Some of the herpetological conservation/research areas that zoo herpetologists are contributing to include (but are not limited to): Caribbean iguana conservation, global amphibian declines, crocodilian conservation, and the ever-present crisis being faced by turtles.
A solid background in herpetocultural husbandry and the captive breeding of reptiles works hand-in-hand with these positions, as some of the species involved have their progeny reintroduced to the wild. For others, being released into the wild is not an option, and the live specimens are managed within assurance colonies so that the species at least remain extant even when their natural ranges have been destroyed or severely altered.
We cannot give up hope for the existence of species diversity, and the forces working on the front lines of amphibian and reptile conservation are comprised of herpetologists.
There is a wide range of regional herpetological societies available for those with a casual interest in herpetology to be a part of. There are also professional societies that cultivate and publish research findings of academic herpetologists, and I encourage anyone interested in developing a career in herpetology to become involved with both types.
Although reptiles are sometimes ostracized and often misunderstood, herpetologists meeting with the general public usually results in interesting and stimulating conversations that, hopefully, captivate and inspire young people to consider herpetology as a profession.
The benefits can be significant. Both will provide a platform for making new contacts that can be invaluable later on, as well as provide solid ideas for what’s required to undertake research. Also, some amateur herpetological societies provide modest research grants for the serious amateur investigator. Some herpetologists gain their first experiences in grant writing in this way.
With the advent of social media and online interest groups, overall attendance for regional herp societies has declined. In spite of this, I encourage anyone wanting to broaden their scope in preparing for a career in herpetology to attend these in-person meetings. A face-to-face meeting carries so much more weight and enhances communication much better than any form of online messaging.
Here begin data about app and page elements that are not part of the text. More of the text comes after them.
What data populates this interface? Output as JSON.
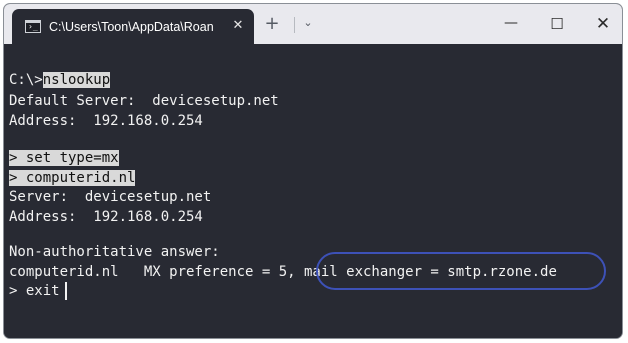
{
  "titlebar": {
    "tab_title": "C:\\Users\\Toon\\AppData\\Roan",
    "tab_icon": "terminal-icon",
    "tab_close": "✕",
    "new_tab": "+",
    "dropdown": "⌄",
    "minimize": "—",
    "maximize": "☐",
    "close": "✕"
  },
  "terminal": {
    "lines": [
      {
        "prefix": "C:\\>",
        "selected": "nslookup",
        "rest": ""
      },
      {
        "prefix": "Default Server:  devicesetup.net",
        "selected": "",
        "rest": ""
      },
      {
        "prefix": "Address:  192.168.0.254",
        "selected": "",
        "rest": ""
      },
      {
        "prefix": "",
        "selected": "> set type=mx",
        "rest": ""
      },
      {
        "prefix": "",
        "selected": "> computerid.nl",
        "rest": ""
      },
      {
        "prefix": "Server:  devicesetup.net",
        "selected": "",
        "rest": ""
      },
      {
        "prefix": "Address:  192.168.0.254",
        "selected": "",
        "rest": ""
      },
      {
        "prefix": "Non-authoritative answer:",
        "selected": "",
        "rest": ""
      },
      {
        "prefix": "computerid.nl   MX preference = 5, mail exchanger = smtp.rzone.de",
        "selected": "",
        "rest": ""
      },
      {
        "prefix": "> exit",
        "selected": "",
        "rest": ""
      }
    ]
  },
  "colors": {
    "terminal_bg": "#282a33",
    "text": "#f2f2f2",
    "selection_bg": "#d9d9d9",
    "highlight_oval": "#3d51b7"
  }
}
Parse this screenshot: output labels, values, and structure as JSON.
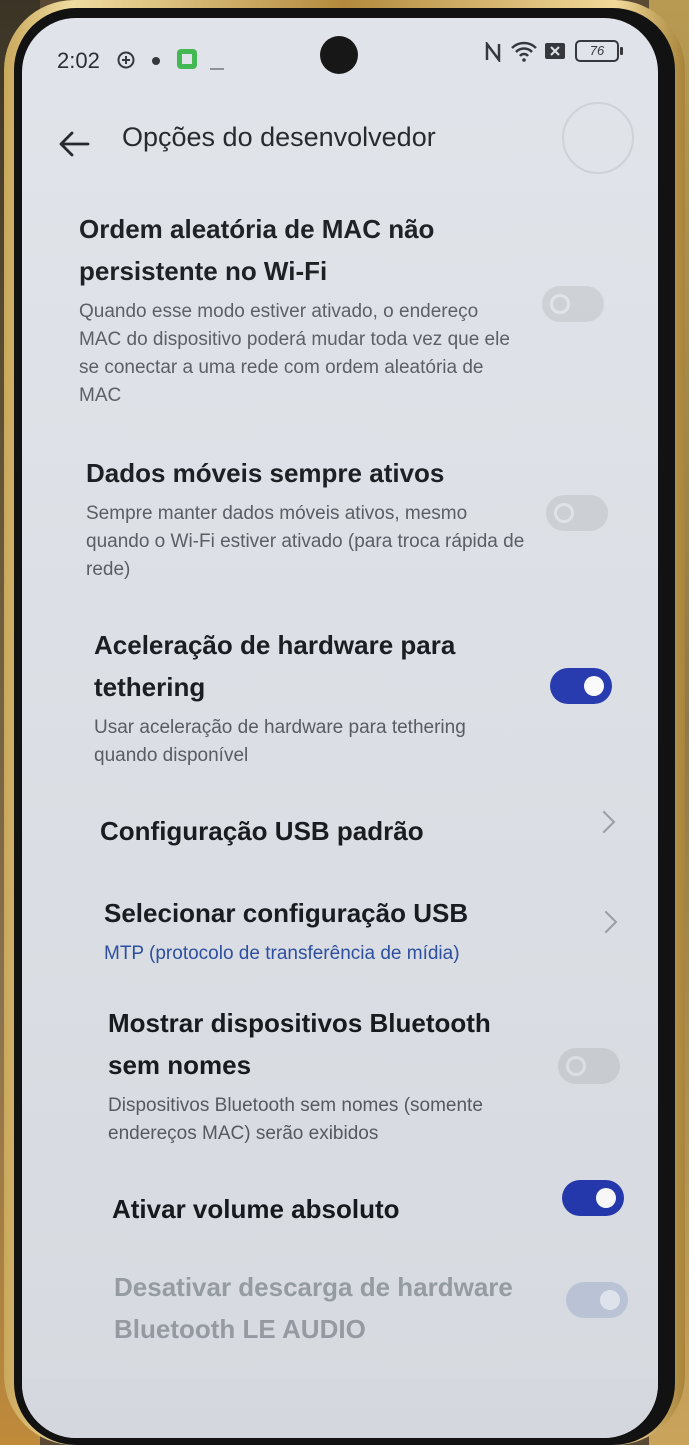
{
  "status_bar": {
    "time": "2:02",
    "battery": "76"
  },
  "header": {
    "title": "Opções do desenvolvedor"
  },
  "settings": [
    {
      "title": "Ordem aleatória de MAC não persistente no Wi-Fi",
      "description": "Quando esse modo estiver ativado, o endereço MAC do dispositivo poderá mudar toda vez que ele se conectar a uma rede com ordem aleatória de MAC",
      "control": "toggle",
      "enabled": false
    },
    {
      "title": "Dados móveis sempre ativos",
      "description": "Sempre manter dados móveis ativos, mesmo quando o Wi-Fi estiver ativado (para troca rápida de rede)",
      "control": "toggle",
      "enabled": false
    },
    {
      "title": "Aceleração de hardware para tethering",
      "description": "Usar aceleração de hardware para tethering quando disponível",
      "control": "toggle",
      "enabled": true
    },
    {
      "title": "Configuração USB padrão",
      "control": "chevron"
    },
    {
      "title": "Selecionar configuração USB",
      "description": "MTP (protocolo de transferência de mídia)",
      "control": "chevron"
    },
    {
      "title": "Mostrar dispositivos Bluetooth sem nomes",
      "description": "Dispositivos Bluetooth sem nomes (somente endereços MAC) serão exibidos",
      "control": "toggle",
      "enabled": false
    },
    {
      "title": "Ativar volume absoluto",
      "control": "toggle",
      "enabled": true
    },
    {
      "title": "Desativar descarga de hardware Bluetooth LE AUDIO",
      "control": "toggle",
      "enabled": true,
      "disabled": true
    }
  ],
  "colors": {
    "accent": "#2337b0",
    "screen_bg": "#dfe3e9",
    "link": "#2b4ea2"
  }
}
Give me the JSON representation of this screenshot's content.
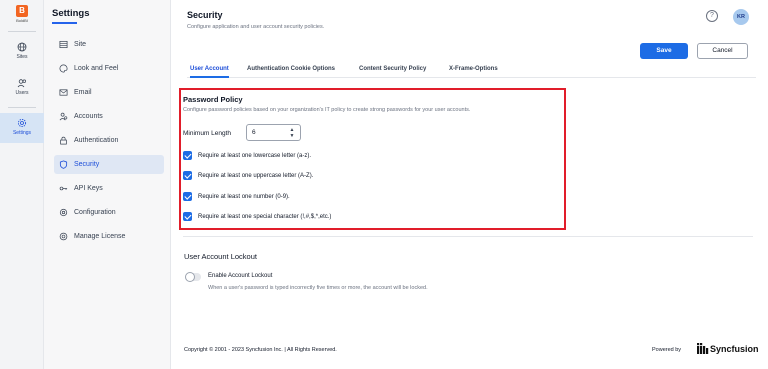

Regional herp societies are also good places for aspiring herpetologists to develop their public speaking skills. Public speaking is something that a lot of people fear. If this applies to you, just know that when giving a herpetological presentation, at least the subject matter is on your side! Public speaking and effective communication are vital skills for herpetologists, and the sooner you develop both, the better.
Go For a Career in Herpetology
The ideas and suggestions presented in this article encompass the general route I and most of my fellow herpetologists took to establish our careers in herpetology. But in no way do they represent the only path or places where a herpetologist can gain employment. State wildlife agencies, environmental consulting firms and nature centers, to name a few, are other potential places of employment.
Possibly the best advice I can provide to a young person unencumbered with some of the life-related obligations faced by older people is to use your youth. Go for it full blast, and don’t be afraid of your herpetological obsession. Having an obsession can often translate to an increased likelihood of success and happiness!
Carl Franklin is the curator and collection’s manager of the Amphibian and Reptile Diversity Research Center at the University of Texas at Arlington. Readers with any questions regarding potential careers (as well as caveats) in herpetology may email him at Franklin@uta.edu.